→ WHAT TO DO:
Work out how many lines of the entries have the word "avatar" in them. Respond with that number only.

[Data entries]
────────────────────────────────────────
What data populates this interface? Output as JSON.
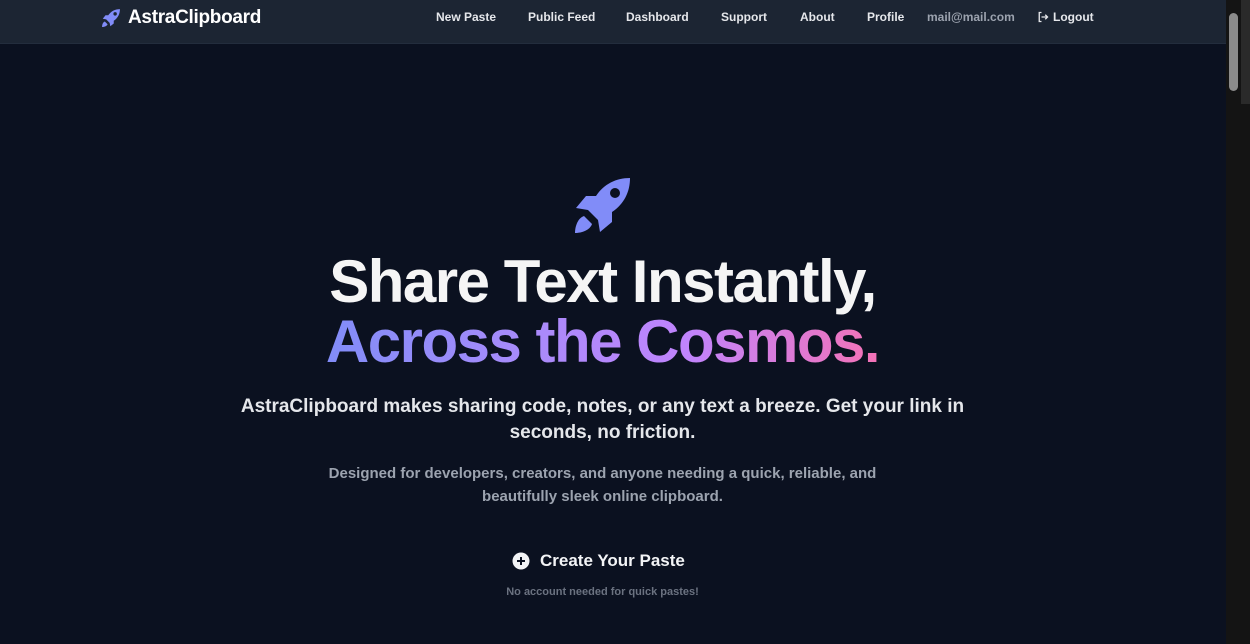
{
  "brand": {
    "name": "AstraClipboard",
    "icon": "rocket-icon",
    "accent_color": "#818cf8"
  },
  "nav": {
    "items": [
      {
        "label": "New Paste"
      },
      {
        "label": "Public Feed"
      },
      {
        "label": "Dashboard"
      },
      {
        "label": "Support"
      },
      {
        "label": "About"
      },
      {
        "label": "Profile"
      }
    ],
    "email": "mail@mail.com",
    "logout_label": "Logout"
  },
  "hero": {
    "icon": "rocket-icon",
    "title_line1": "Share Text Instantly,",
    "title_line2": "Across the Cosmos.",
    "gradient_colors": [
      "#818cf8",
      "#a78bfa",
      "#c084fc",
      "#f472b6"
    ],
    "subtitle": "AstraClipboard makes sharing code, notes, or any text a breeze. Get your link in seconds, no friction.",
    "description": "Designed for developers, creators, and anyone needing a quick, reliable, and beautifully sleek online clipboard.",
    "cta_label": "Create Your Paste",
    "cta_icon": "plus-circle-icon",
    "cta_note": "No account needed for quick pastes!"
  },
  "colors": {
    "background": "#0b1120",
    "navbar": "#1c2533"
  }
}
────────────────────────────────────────
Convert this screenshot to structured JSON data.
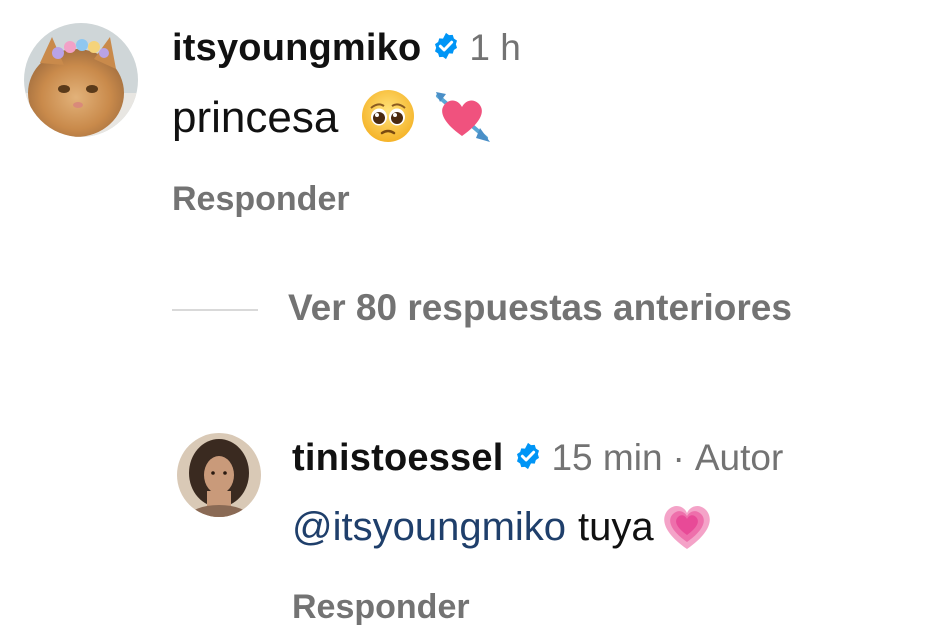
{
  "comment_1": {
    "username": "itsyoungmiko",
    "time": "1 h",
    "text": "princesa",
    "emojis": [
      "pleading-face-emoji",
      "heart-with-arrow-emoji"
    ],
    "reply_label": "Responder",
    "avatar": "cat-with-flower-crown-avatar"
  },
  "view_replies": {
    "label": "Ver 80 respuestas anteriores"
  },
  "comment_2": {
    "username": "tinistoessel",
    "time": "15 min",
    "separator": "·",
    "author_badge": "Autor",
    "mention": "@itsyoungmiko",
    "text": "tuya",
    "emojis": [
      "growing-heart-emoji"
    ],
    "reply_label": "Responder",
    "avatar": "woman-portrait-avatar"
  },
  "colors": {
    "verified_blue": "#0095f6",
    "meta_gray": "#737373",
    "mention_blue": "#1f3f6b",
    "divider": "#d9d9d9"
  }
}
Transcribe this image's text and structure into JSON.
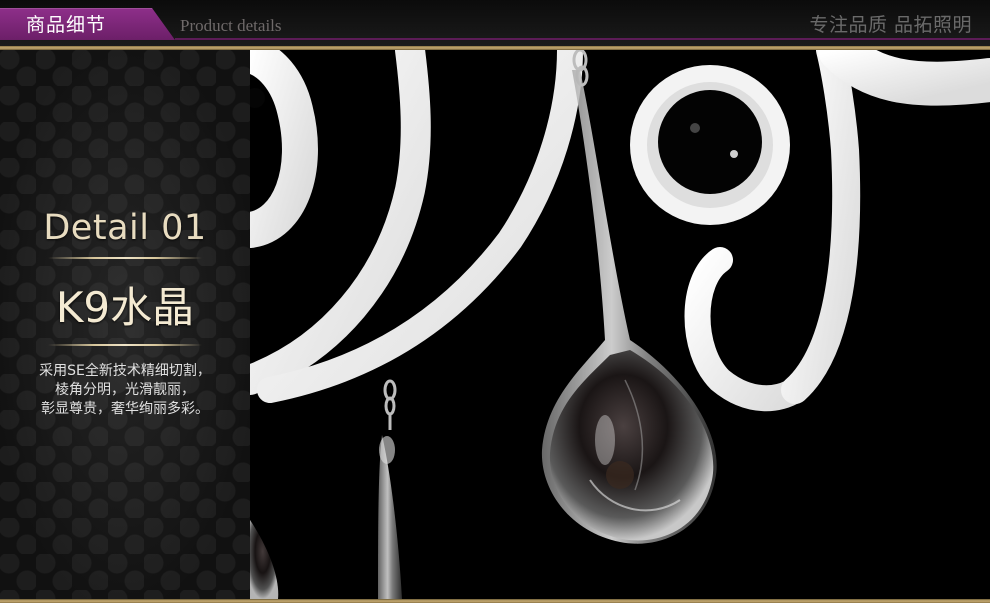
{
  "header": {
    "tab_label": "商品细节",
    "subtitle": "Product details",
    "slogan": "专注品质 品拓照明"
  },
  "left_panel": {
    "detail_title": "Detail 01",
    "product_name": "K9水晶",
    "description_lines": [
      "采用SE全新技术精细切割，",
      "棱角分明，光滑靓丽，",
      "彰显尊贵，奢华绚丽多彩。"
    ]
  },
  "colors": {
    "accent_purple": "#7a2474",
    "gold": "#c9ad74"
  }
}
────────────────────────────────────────
→ SOLUTION BELOW:
2